High winds may force flea beetles off leaf tops and down to leaf undersides and leaf stems. Stem feeding could make the flea beetle situation worse, since it takes just a few bites on a stem to nip off a whole cotyledon or sever the stem. Stem feeding, if it’s happening on a lot of plants, has a lower control threshold than the 25% damage recommended for leaf feeding.

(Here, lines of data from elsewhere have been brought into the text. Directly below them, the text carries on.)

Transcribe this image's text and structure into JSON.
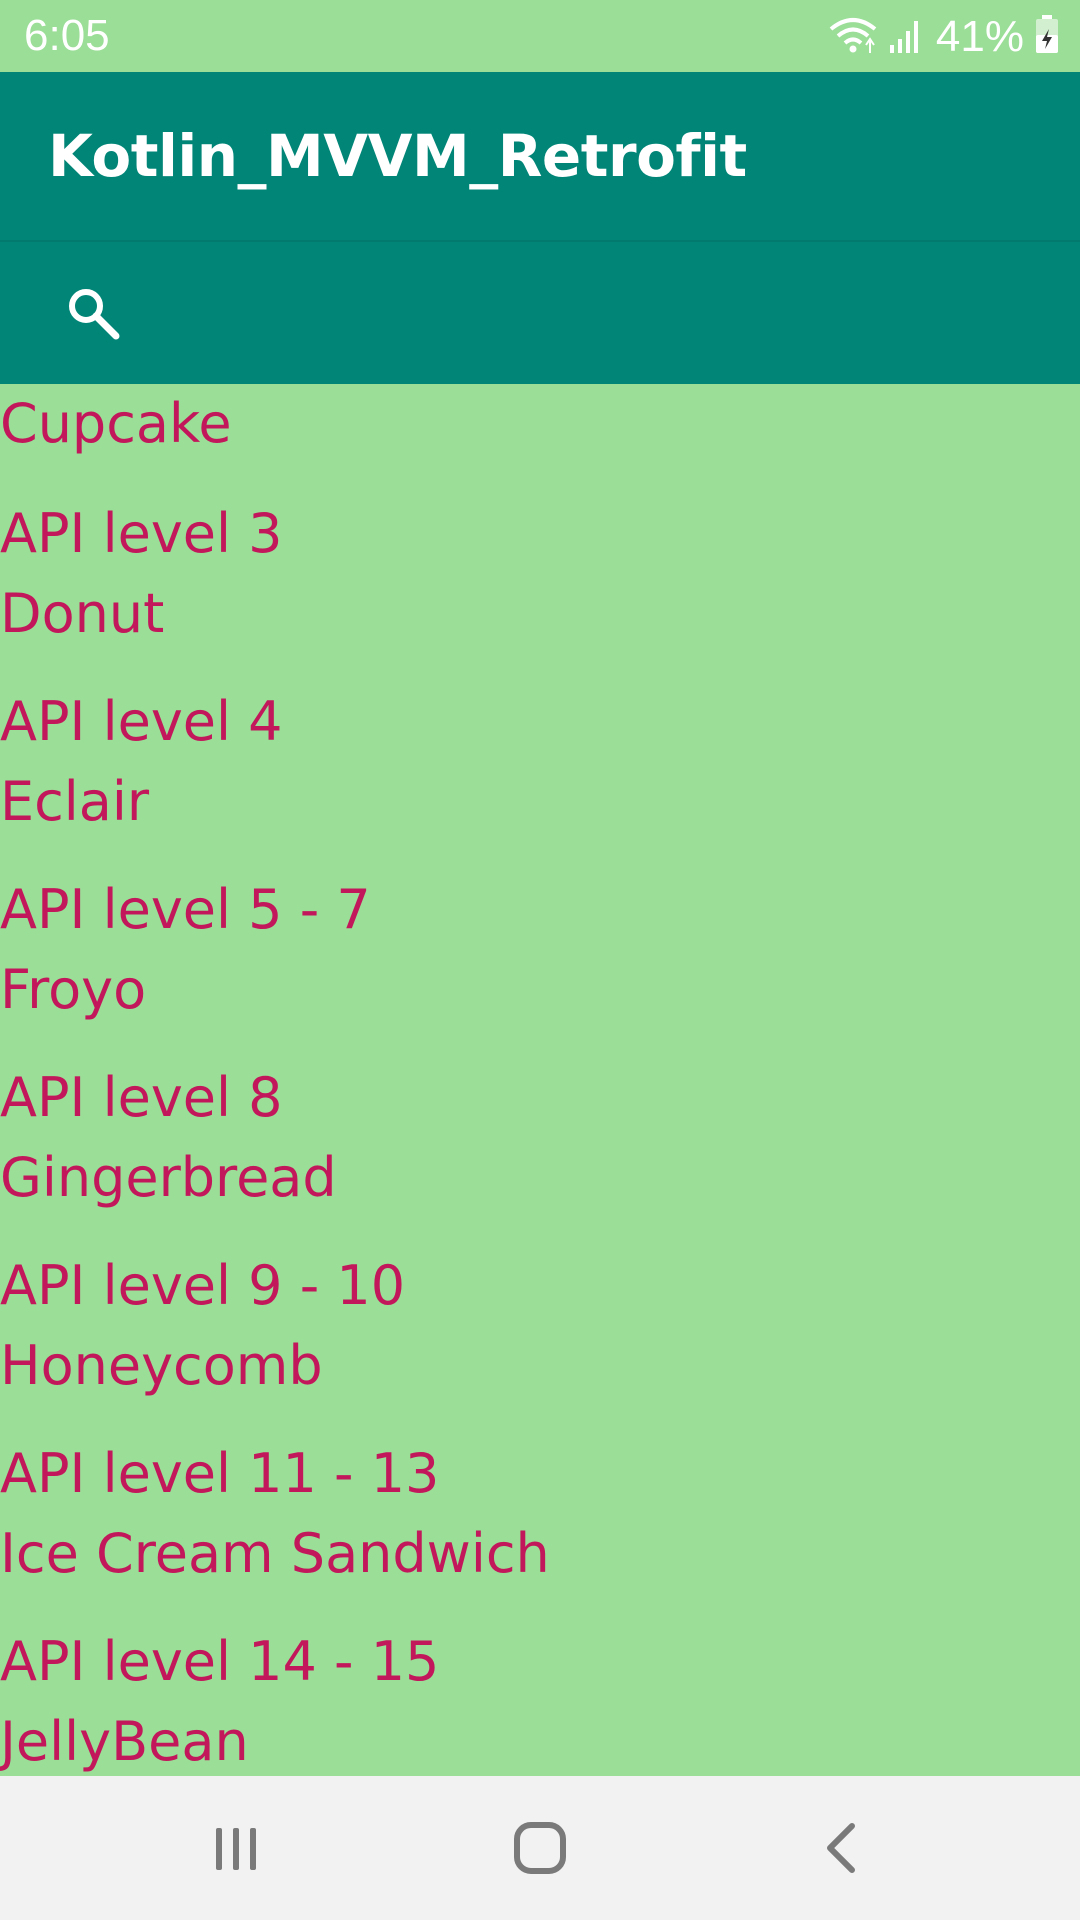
{
  "status_bar": {
    "time": "6:05",
    "battery": "41%"
  },
  "app_bar": {
    "title": "Kotlin_MVVM_Retrofit"
  },
  "list_items": [
    {
      "name": "Cupcake"
    },
    {
      "api": "API level 3",
      "name": "Donut"
    },
    {
      "api": "API level 4",
      "name": "Eclair"
    },
    {
      "api": "API level 5 - 7",
      "name": "Froyo"
    },
    {
      "api": "API level 8",
      "name": "Gingerbread"
    },
    {
      "api": "API level 9 - 10",
      "name": "Honeycomb"
    },
    {
      "api": "API level 11 - 13",
      "name": "Ice Cream Sandwich"
    },
    {
      "api": "API level 14 - 15",
      "name": "JellyBean"
    }
  ],
  "colors": {
    "background": "#9BDE98",
    "app_bar": "#008577",
    "item_text": "#C2185B",
    "nav_bar": "#F2F2F2"
  },
  "icons": {
    "search": "search-icon",
    "wifi": "wifi-icon",
    "signal": "signal-icon",
    "battery": "battery-charging-icon",
    "recents": "recents-icon",
    "home": "home-icon",
    "back": "back-icon"
  }
}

Seed treatments should still be active for canola that was recently seeded and emerged quickly. Keep in mind that flea beetles have to feed to take up the insecticide, so some feeding damage is expected. Assess flea beetle numbers and species. Some research suggests the amount of feeding required for control may be greater for striped flea beetles. And at high numbers, flea beetles may overwhelm the seed treatment protection. Monitor the amount of leaf feeding to determine if this is occurring, and apply a foliar insecticide if the action threshold of 25% leaf area damage is exceeded and flea beetles are still actively feeding. Click here for images that show what different levels of leaf damage look like.

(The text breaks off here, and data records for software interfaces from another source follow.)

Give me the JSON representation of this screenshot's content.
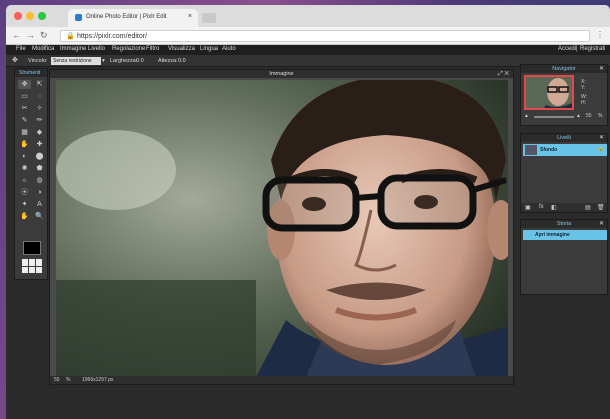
{
  "browser": {
    "tab_title": "Online Photo Editor | Pixlr Edit",
    "tab_close": "×",
    "url": "https://pixlr.com/editor/",
    "back": "←",
    "forward": "→",
    "reload": "↻",
    "lock": "🔒",
    "menu": "⋮"
  },
  "menu": {
    "items": [
      "File",
      "Modifica",
      "Immagine",
      "Livello",
      "Regolazione",
      "Filtro",
      "Visualizza",
      "Lingua",
      "Aiuto"
    ],
    "right": [
      "Accedi",
      "|",
      "Registrati"
    ]
  },
  "options": {
    "tool_icon": "✥",
    "vincolo_label": "Vincolo:",
    "vincolo_value": "Senza restrizione",
    "larghezza_label": "Larghezza:",
    "larghezza_value": "0.0",
    "altezza_label": "Altezza:",
    "altezza_value": "0.0"
  },
  "tools": {
    "title": "Strumenti",
    "icons": [
      "✥",
      "⇱",
      "▭",
      "◌",
      "✂",
      "✧",
      "✎",
      "✏",
      "▦",
      "◆",
      "✋",
      "✚",
      "◐",
      "⬤",
      "✺",
      "⬟",
      "☼",
      "◍",
      "⦿",
      "◑",
      "✦",
      "A",
      "✋",
      "🔍"
    ]
  },
  "image_window": {
    "title": "Immagine",
    "controls": "⤢ ✕",
    "status_zoom": "55",
    "status_pct": "%",
    "status_size": "1966x1297 px"
  },
  "navigator": {
    "title": "Navigator",
    "close": "✕",
    "x_label": "X:",
    "y_label": "Y:",
    "w_label": "W:",
    "h_label": "H:",
    "zoom_value": "55",
    "zoom_unit": "%"
  },
  "layers": {
    "title": "Livelli",
    "close": "✕",
    "layer_name": "Sfondo",
    "lock": "🔒",
    "footer_icons": [
      "▣",
      "fx",
      "◧",
      "▤",
      "🗑"
    ]
  },
  "history": {
    "title": "Storia",
    "close": "✕",
    "entry": "Apri immagine"
  },
  "colors": {
    "accent": "#69c3e6",
    "panel": "#3b3b3b",
    "dark": "#2b2b2b"
  }
}
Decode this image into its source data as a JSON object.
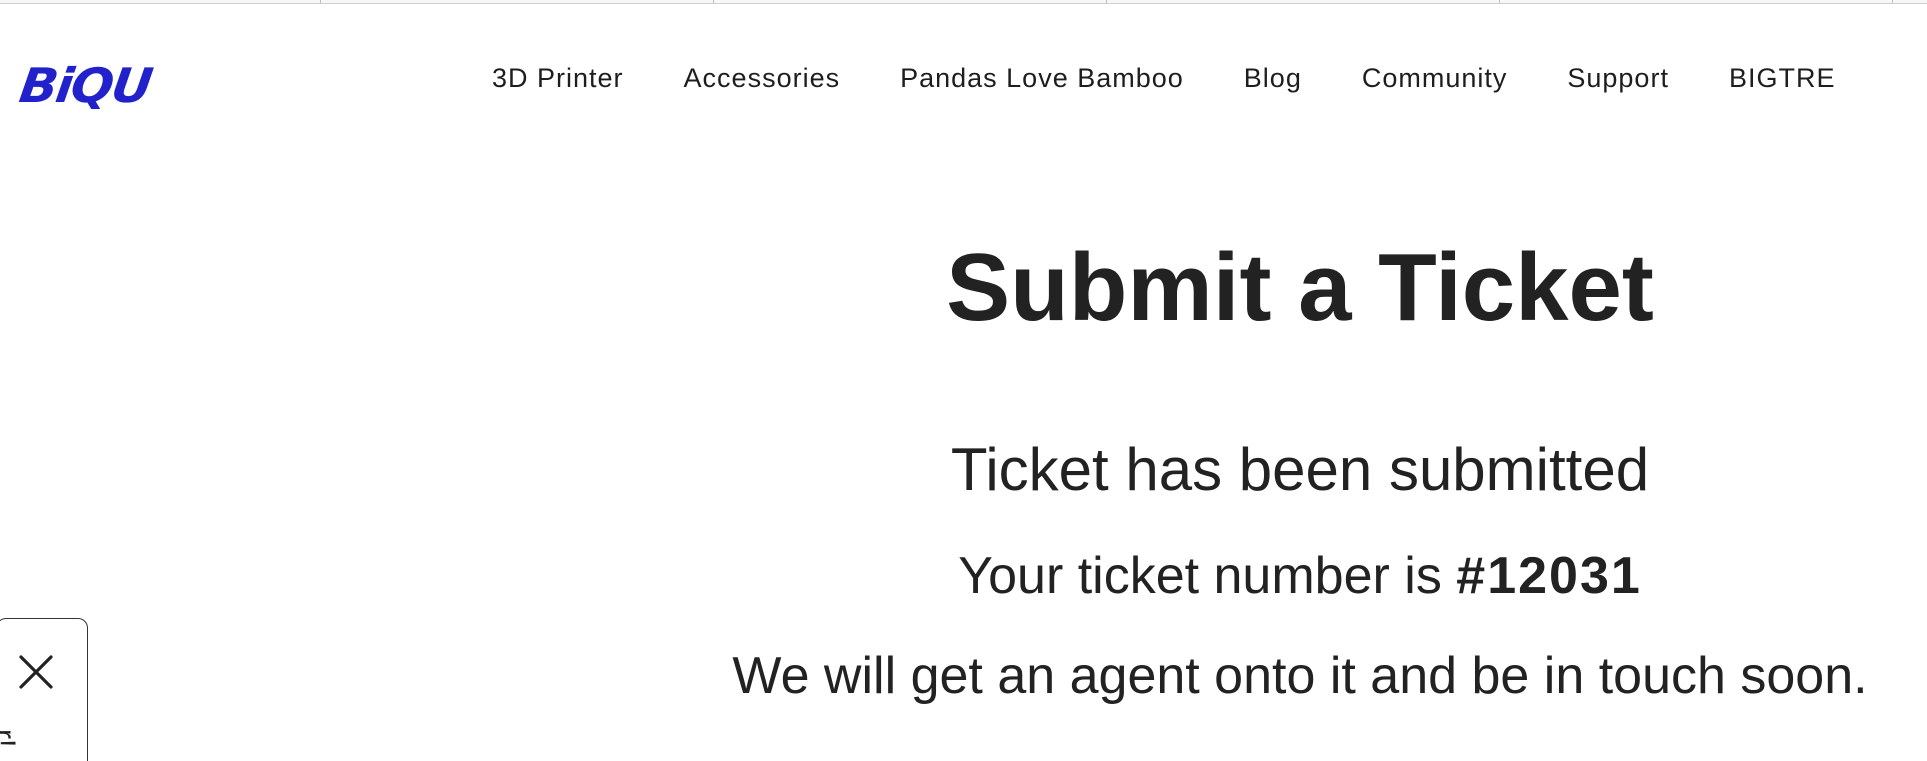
{
  "logo": {
    "text": "BiQU",
    "color": "#2222cc"
  },
  "nav": {
    "items": [
      {
        "label": "3D Printer"
      },
      {
        "label": "Accessories"
      },
      {
        "label": "Pandas Love Bamboo"
      },
      {
        "label": "Blog"
      },
      {
        "label": "Community"
      },
      {
        "label": "Support"
      },
      {
        "label": "BIGTRE"
      }
    ]
  },
  "main": {
    "title": "Submit a Ticket",
    "submitted_text": "Ticket has been submitted",
    "ticket_prefix": "Your ticket number is ",
    "ticket_number": "#12031",
    "followup_text": "We will get an agent onto it and be in touch soon."
  },
  "side_widget": {
    "close_icon": "close-icon",
    "text": "r!"
  }
}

A number of foliar products are registered for flea beetles on canola. To find them, click your province for your guide to crop protection: Alberta Saskatchewan Manitoba.

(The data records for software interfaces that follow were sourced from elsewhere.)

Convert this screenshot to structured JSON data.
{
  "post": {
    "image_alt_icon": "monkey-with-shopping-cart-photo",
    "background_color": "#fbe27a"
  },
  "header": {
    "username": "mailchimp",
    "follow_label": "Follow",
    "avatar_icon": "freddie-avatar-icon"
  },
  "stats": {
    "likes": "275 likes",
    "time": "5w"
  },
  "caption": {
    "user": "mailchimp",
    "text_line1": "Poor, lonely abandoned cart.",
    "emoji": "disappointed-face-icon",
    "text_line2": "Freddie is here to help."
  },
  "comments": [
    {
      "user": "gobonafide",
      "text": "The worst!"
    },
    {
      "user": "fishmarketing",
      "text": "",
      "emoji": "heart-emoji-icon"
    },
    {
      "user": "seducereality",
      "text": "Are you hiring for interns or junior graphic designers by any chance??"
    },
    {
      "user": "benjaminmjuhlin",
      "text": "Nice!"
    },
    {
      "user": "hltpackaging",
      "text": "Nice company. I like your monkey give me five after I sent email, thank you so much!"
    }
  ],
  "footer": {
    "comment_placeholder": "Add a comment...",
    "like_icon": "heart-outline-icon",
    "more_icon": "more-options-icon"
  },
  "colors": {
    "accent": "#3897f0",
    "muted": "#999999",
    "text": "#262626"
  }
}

While scouting, look to see if plants between rows have more damage. These could be untreated volunteers, and are not usually worth protecting.